EHR Intelligence reports on a whopping sixty-two Indiana hospitals being sued in a federal civil lawsuit for allegedly falsifying records and participating in a kickback scheme, primarily by overbilling for the release of patient Electronic Health Records.
Memorial Hospital of South Bend, Saint Joseph Regional Medical Center in Mishawaka, St. Joseph Regional Medical Center in Plymouth, 59 other hospitals and a Georgia corporation are accused of receiving more than $300 million in taxpayer dollars “in a fraudulent manner that constitute false claims for public funding.”
Michael Misch and Bradley Colborn, attorneys for South Bend law firm Anderson, Agostino & Keller, brought the suit in Sept. 2016 on behalf of the United States and state of Indiana after experiencing difficulties in obtaining electronic medical records from local hospitals in their work on personal injury and medical malpractice cases.

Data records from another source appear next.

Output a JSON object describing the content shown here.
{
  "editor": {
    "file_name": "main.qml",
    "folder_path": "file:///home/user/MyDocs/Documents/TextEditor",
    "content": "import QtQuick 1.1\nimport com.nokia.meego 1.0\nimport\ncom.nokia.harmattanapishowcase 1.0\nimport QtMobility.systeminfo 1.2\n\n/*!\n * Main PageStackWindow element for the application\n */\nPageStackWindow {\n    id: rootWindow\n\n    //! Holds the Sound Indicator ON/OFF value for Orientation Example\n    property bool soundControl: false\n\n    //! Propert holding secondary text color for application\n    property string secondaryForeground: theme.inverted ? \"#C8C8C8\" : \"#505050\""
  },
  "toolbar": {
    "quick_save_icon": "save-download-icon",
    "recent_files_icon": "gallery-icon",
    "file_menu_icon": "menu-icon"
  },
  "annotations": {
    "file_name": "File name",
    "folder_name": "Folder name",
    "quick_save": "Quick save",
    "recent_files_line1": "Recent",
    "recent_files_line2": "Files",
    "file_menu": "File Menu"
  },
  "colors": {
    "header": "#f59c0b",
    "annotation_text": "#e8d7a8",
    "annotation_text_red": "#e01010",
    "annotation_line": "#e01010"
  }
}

Misch and Colborn contend that the hospitals violated provisions of the American Recovery and Reinvestment Act of 2009, which created grant programs to encourage hospitals to implement new electronic health record systems. To receive the grants, hospitals had to produce and release information that showed the number of medical records requests annually, and whether the records were turned over to those requesting them within three business days. Failing to achieve at least 50 percent of their requests within that time frame would make a hospital ineligible to receive funding.
Misch and Colborn began tracking the instances where they received electronic records from four hospitals, including Memorial Hospital and both St. Joseph Regional Medical Center locations, beginning in 2013. The lawyers logged the number of times they received records after the required three business day period, and compared those numbers to the hospitals’ public disclosures.
The lawsuit says the pair found that in 2013, Memorial Hospital reported 16 requests for electronic medical records and claimed it provided all 16 within the required three business day period. The lawyers allege that on five occasions between April and Dec. 2013, they received records in an electronic format only once and none of the records were issued within three business days, contradicting what the hospital reported. The pair claim to have found similar discrepancies with the other three hospitals.
So how does this relate to revenue cycle? Well, it’s about controlling processes. A good RCM operation will insure tactical and strategic functions are done with a consistent methodology which runs at a low cost. When paper still exists in an operation, one must have outstanding controls and processes to insure data is extracted accurately and within the desired processing windows. That’s where OrboAccess running on HPAC on the cloud comes into play. By utilizing intelligent payment automation technologies with comprehensive process and quality control, processing of EOBs, EOPs, and correspondence letters is completed in a timely manner, consistently, at higher quality, and at cost levels near that of native EDI transactions.